Always double-check any unusual requests, especially those related to money. Scammers may claim that they are unreachable or that something terrible will happen if you don’t act immediately. However, it’s important to take a step back and verify the request before taking any action. Always double-check the legitimacy of the request by contacting the possible sender through other means, like phone, text message, or in person.
Scammers often try to get victims to act before they have time to think, they want you to act impulsively. They will try to create a sense of urgency, make a victim panic, or appeal to emotions such as greed, fear, or sympathy.
Instead, try to detach yourself from the emotional content of the message and ask yourself – “Is it legitimate?”. Usually, a few minutes of sitting back and looking at a message objectively is all that is needed to realize – yeah, that it’s a scam.
If you receive a message or request that seems suspicious or too good to be true, don’t hesitate to seek a second opinion from someone you trust. This could be a colleague, a manager, or your company’s IT department. By getting a second opinion, you can evaluate the request more objectively and identify any red flags or signs of a potential scam. It’s always better to be safe than sorry.
Phishing attacks are becoming increasingly sophisticated, and it only takes one unsuspecting employee to compromise your company’s security. But how can you ensure that your employees are equipped to identify and avoid these attacks?
At EB Solution, we specialize in providing comprehensive phishing awareness training to businesses of all sizes. Our expert team can help you develop a customized training program that will educate your employees on the latest phishing techniques and best practices for staying safe online.

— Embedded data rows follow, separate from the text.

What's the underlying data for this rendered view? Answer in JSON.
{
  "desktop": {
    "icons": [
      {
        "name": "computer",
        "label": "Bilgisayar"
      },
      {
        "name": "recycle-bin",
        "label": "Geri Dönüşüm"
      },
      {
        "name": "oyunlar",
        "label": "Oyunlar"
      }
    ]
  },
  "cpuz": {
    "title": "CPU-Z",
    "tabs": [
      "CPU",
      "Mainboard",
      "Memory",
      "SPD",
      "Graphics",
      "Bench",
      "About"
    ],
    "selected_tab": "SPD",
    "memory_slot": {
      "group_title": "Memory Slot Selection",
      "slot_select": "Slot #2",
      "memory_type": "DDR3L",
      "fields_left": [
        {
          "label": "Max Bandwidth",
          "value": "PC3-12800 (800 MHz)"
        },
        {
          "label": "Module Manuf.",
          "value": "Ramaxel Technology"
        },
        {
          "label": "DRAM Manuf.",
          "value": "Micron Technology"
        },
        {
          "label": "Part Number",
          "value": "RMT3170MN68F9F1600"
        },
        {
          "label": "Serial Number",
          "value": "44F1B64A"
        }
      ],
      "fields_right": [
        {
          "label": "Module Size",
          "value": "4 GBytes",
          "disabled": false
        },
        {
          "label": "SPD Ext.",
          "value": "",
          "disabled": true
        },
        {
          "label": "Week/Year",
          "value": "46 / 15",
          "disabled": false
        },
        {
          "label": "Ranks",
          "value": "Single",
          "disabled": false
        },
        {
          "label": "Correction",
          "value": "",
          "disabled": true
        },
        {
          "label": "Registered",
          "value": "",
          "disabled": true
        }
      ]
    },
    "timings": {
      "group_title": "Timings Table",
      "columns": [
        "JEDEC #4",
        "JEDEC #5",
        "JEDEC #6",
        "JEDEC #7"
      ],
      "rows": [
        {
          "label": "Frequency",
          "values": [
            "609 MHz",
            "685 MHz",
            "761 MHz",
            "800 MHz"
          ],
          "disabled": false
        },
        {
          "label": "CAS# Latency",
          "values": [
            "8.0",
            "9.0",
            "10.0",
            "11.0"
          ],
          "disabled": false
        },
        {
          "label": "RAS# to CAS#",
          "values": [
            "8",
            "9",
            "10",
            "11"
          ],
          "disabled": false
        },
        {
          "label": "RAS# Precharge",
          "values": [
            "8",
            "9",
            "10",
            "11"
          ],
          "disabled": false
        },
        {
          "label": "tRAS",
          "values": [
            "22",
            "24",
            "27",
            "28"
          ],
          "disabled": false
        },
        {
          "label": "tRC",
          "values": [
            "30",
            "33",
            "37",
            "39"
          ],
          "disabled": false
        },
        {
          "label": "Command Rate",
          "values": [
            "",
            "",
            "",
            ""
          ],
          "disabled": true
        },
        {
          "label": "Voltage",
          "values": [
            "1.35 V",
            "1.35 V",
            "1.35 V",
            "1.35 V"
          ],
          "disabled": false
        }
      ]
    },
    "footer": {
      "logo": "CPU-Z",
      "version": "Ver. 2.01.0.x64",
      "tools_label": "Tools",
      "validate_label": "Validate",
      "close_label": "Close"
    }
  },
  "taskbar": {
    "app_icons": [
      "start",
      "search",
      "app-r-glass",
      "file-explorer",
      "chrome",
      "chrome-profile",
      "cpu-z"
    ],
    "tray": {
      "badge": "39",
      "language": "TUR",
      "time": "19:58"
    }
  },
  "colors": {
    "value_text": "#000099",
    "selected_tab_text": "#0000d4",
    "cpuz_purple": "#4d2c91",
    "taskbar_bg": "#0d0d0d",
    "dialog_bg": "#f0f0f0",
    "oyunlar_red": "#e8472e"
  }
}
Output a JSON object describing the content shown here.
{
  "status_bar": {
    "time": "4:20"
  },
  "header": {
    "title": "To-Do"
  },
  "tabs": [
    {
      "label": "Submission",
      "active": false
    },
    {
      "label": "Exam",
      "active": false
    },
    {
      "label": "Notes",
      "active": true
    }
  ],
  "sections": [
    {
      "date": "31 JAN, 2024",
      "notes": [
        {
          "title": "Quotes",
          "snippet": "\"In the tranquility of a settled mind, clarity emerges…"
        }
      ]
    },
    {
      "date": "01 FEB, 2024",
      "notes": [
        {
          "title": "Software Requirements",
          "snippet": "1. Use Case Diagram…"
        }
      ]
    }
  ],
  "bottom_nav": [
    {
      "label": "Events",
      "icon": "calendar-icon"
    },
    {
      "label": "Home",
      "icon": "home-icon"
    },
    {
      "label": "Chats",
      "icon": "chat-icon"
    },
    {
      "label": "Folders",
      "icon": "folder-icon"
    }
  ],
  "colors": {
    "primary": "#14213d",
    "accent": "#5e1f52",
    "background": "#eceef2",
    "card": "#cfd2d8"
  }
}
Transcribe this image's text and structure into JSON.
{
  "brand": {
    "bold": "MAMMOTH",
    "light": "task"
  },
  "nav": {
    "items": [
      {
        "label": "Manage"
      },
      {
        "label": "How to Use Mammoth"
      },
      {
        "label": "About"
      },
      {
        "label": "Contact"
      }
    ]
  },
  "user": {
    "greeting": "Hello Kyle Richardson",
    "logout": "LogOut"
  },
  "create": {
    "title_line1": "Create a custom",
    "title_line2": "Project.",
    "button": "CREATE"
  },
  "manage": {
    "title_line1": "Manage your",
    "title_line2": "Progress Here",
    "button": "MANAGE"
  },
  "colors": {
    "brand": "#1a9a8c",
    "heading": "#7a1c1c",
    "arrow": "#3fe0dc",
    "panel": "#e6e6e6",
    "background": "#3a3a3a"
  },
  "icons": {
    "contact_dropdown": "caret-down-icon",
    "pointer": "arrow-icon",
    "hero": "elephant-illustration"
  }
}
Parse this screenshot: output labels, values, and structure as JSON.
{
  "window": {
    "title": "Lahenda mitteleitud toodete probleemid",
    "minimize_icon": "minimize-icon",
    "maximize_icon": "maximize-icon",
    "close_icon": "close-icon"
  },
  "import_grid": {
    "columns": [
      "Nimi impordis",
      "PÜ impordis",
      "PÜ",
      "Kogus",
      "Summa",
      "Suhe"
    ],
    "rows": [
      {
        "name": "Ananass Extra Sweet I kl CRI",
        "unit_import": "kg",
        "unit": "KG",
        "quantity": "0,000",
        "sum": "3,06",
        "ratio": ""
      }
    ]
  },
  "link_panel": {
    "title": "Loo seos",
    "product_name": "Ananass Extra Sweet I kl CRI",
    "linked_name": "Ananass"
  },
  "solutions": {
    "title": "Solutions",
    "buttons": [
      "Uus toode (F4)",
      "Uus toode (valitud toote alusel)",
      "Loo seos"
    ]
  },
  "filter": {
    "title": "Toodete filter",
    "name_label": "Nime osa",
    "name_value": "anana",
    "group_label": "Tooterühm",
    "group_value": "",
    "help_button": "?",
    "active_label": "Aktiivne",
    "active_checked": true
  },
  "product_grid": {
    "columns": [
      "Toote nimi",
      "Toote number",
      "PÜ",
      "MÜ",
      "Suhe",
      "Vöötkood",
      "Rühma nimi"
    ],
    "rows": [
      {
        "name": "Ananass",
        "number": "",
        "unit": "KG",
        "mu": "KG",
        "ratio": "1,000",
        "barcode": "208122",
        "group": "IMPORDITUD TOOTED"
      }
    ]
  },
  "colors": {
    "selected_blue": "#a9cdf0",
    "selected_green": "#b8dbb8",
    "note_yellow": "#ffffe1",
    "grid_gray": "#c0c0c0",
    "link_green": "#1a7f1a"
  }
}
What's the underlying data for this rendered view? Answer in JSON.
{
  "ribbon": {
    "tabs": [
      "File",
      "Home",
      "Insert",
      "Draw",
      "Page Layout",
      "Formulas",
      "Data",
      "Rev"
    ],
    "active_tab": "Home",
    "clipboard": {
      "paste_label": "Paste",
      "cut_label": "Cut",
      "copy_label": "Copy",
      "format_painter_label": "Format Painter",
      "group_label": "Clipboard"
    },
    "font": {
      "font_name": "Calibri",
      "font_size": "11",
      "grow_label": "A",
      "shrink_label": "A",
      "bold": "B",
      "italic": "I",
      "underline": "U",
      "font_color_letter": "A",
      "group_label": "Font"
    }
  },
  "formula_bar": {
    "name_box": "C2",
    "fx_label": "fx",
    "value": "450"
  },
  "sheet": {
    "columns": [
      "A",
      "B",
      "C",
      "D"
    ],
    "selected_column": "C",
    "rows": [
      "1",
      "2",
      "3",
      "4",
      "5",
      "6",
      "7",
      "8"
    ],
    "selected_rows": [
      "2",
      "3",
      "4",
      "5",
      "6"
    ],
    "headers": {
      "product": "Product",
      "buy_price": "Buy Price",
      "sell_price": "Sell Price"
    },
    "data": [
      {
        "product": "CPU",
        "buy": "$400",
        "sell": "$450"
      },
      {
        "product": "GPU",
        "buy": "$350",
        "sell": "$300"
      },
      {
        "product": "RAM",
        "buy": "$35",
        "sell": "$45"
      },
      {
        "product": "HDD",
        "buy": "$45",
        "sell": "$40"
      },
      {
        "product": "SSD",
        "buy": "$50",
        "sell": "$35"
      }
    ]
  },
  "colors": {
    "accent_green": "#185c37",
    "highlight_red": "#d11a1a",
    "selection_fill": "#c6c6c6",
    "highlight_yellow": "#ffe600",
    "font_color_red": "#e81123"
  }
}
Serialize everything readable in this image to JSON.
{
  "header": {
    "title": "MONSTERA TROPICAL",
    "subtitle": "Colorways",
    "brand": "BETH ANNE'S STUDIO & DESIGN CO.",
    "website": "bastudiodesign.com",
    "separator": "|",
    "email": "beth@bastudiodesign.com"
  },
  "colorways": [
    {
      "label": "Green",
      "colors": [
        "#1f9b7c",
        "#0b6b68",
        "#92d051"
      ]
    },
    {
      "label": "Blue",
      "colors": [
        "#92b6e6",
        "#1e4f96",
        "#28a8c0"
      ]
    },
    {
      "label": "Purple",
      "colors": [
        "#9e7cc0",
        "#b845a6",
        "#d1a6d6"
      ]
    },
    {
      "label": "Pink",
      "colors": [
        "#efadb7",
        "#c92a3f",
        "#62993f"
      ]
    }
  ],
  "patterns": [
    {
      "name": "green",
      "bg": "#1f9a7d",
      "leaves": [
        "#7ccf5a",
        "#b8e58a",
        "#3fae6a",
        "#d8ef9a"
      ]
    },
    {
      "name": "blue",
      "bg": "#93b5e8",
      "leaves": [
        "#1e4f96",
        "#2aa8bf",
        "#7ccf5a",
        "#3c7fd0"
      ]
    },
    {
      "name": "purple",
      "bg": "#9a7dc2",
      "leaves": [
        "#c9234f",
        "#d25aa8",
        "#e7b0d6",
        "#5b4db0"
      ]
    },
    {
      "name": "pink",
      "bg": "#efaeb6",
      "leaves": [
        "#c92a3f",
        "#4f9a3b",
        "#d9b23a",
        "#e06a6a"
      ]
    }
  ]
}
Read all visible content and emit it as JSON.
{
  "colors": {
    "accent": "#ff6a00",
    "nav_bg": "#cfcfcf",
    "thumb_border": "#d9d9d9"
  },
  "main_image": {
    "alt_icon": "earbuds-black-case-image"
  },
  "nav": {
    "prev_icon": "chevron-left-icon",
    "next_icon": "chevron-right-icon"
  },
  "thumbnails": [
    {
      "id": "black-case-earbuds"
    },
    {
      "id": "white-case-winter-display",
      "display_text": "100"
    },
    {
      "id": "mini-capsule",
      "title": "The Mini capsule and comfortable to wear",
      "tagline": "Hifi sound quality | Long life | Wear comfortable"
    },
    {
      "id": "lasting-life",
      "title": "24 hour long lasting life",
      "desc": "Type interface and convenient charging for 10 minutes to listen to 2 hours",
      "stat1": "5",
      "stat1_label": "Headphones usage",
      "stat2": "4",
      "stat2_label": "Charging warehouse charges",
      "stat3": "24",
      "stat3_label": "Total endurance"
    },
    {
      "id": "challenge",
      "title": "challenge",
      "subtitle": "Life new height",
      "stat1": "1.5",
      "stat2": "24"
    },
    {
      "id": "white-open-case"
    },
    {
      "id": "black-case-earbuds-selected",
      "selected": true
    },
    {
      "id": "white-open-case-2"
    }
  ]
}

Don’t leave your company’s security to chance. Schedule a call with one of our experts today and take the first step towards protecting your business from phishing attacks.